** Opening Data to examine block **
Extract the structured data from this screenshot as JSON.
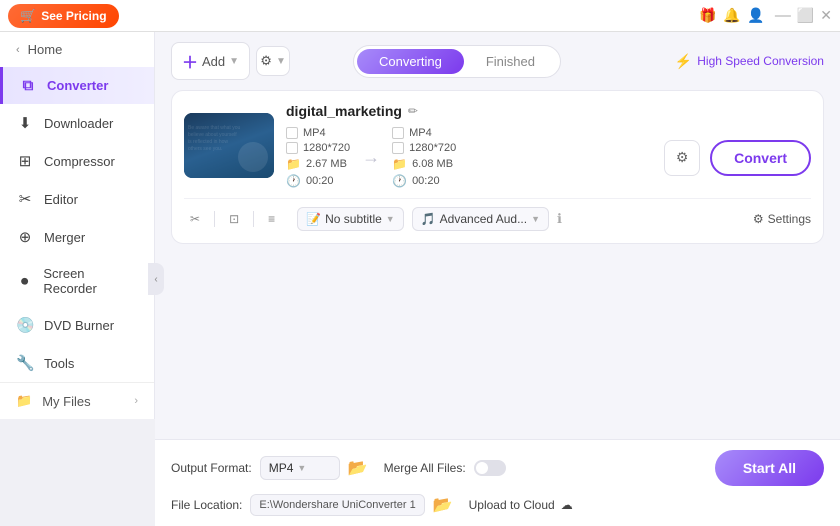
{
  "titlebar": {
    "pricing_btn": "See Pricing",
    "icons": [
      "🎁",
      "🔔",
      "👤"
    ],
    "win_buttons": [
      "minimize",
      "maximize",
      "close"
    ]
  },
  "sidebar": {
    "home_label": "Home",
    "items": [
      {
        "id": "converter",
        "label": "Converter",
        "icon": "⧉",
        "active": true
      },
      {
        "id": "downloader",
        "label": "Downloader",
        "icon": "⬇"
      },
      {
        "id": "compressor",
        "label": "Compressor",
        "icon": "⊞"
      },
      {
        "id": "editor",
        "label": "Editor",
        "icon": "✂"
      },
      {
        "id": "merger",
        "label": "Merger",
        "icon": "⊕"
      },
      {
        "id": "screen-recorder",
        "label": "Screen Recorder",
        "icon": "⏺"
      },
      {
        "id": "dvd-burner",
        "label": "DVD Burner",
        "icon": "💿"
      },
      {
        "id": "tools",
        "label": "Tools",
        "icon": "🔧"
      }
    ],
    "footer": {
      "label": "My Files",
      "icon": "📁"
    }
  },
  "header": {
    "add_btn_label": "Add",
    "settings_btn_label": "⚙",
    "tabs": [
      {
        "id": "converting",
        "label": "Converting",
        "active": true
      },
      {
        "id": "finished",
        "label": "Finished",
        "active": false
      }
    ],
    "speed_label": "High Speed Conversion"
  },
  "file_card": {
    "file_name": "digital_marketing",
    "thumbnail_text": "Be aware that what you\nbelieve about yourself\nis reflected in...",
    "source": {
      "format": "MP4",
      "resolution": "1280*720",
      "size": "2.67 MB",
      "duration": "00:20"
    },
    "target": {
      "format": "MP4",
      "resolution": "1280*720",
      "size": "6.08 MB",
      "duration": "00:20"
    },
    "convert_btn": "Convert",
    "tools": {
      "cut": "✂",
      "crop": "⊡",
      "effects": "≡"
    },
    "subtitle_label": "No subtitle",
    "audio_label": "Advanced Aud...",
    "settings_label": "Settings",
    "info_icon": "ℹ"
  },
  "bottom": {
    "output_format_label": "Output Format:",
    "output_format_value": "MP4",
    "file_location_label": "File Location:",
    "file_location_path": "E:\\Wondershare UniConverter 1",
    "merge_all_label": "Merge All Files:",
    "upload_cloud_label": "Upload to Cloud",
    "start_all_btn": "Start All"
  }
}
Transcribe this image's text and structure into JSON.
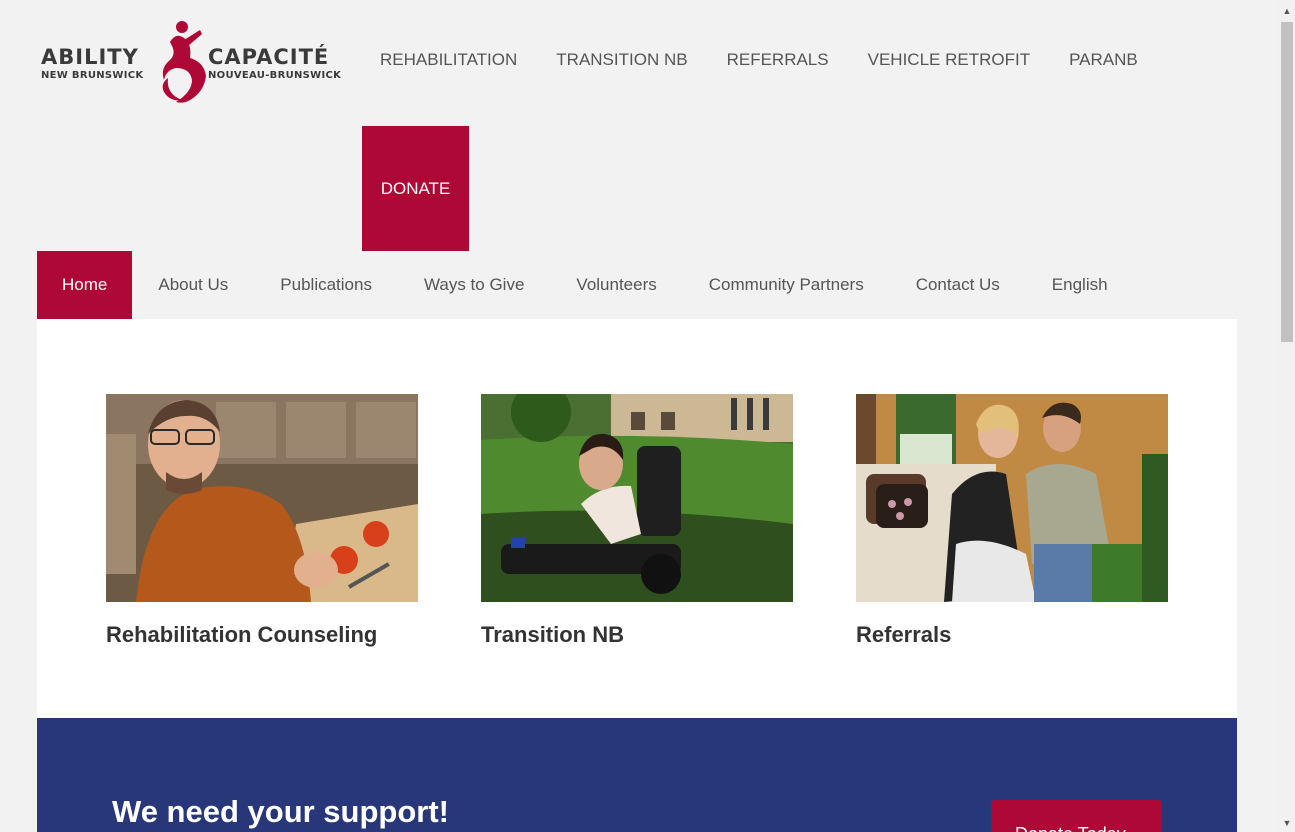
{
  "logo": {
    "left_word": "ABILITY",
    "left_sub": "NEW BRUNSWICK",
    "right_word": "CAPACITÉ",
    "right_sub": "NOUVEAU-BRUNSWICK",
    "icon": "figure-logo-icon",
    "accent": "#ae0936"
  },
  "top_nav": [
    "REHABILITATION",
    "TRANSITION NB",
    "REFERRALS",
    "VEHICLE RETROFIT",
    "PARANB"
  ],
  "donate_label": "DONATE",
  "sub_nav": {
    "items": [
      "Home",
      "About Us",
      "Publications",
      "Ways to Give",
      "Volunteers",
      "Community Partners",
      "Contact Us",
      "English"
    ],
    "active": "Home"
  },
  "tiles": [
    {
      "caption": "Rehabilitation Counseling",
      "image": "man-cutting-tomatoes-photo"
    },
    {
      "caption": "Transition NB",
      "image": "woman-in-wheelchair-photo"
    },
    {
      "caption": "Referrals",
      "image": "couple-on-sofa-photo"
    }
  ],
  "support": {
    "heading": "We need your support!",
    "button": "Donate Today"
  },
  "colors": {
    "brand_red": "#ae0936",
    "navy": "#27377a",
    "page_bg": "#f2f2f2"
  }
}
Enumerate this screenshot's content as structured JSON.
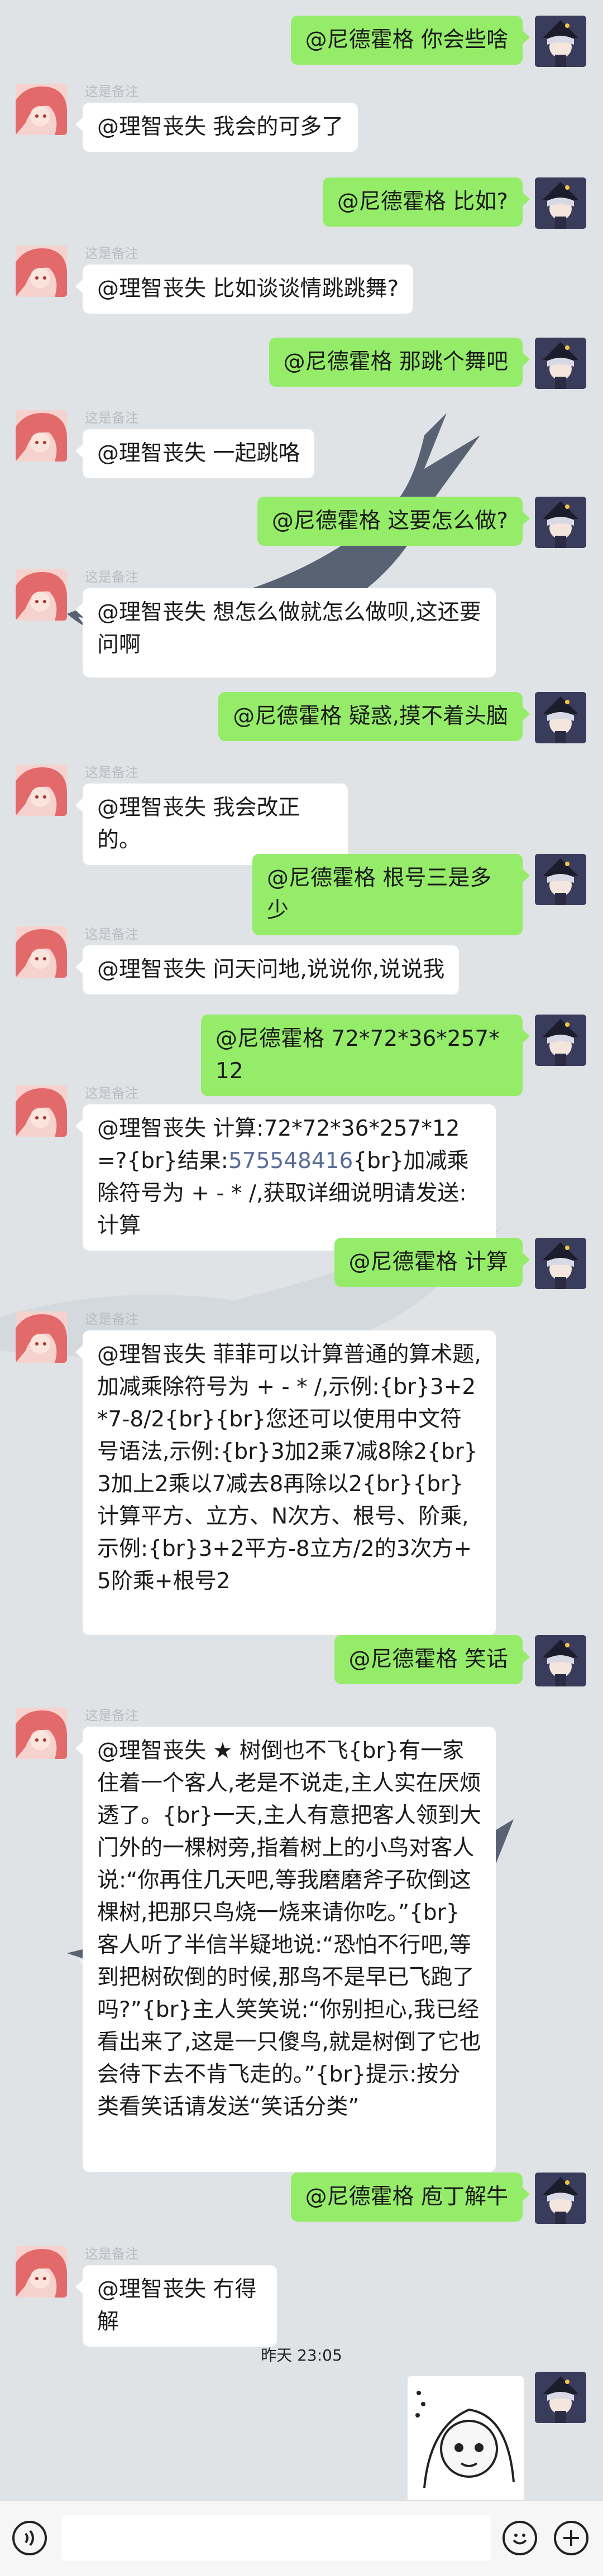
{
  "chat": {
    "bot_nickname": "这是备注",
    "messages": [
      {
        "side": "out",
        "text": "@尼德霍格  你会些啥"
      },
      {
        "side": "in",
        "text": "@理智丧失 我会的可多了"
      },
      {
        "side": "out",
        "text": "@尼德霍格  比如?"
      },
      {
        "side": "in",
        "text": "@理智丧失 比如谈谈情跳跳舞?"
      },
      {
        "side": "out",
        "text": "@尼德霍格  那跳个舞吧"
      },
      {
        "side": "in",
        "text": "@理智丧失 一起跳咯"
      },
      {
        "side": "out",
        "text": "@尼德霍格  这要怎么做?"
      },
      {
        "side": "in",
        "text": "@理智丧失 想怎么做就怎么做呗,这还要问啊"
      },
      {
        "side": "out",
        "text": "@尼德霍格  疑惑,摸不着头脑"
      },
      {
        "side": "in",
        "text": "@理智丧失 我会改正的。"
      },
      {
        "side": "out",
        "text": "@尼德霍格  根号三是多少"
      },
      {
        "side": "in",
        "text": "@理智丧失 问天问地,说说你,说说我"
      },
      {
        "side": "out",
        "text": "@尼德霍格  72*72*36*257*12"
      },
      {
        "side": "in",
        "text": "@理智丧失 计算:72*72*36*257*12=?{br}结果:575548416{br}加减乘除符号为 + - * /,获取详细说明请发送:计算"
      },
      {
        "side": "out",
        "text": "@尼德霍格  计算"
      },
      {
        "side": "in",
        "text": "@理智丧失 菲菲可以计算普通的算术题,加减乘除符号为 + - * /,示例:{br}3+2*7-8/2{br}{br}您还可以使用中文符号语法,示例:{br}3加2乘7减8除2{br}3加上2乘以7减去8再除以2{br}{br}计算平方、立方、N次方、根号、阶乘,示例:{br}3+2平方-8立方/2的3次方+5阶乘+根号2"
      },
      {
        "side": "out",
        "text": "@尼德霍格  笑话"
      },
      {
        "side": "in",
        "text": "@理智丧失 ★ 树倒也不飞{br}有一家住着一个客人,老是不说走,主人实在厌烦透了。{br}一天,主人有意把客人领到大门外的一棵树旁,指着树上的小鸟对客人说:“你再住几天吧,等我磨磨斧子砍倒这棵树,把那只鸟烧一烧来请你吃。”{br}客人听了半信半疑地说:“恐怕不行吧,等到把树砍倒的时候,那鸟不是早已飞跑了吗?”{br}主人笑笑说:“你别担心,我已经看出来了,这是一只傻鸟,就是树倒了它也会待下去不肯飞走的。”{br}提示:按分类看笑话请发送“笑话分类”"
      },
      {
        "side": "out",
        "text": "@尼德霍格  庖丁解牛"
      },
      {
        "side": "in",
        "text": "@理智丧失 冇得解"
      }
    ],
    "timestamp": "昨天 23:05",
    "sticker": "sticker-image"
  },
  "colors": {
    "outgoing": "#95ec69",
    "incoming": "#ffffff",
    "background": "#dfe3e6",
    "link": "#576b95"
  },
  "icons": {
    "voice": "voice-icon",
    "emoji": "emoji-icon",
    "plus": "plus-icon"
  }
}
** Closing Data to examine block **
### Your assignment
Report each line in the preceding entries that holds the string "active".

### Your solution
        "active": true
        "active": true
        "active": false
    "active": "Home"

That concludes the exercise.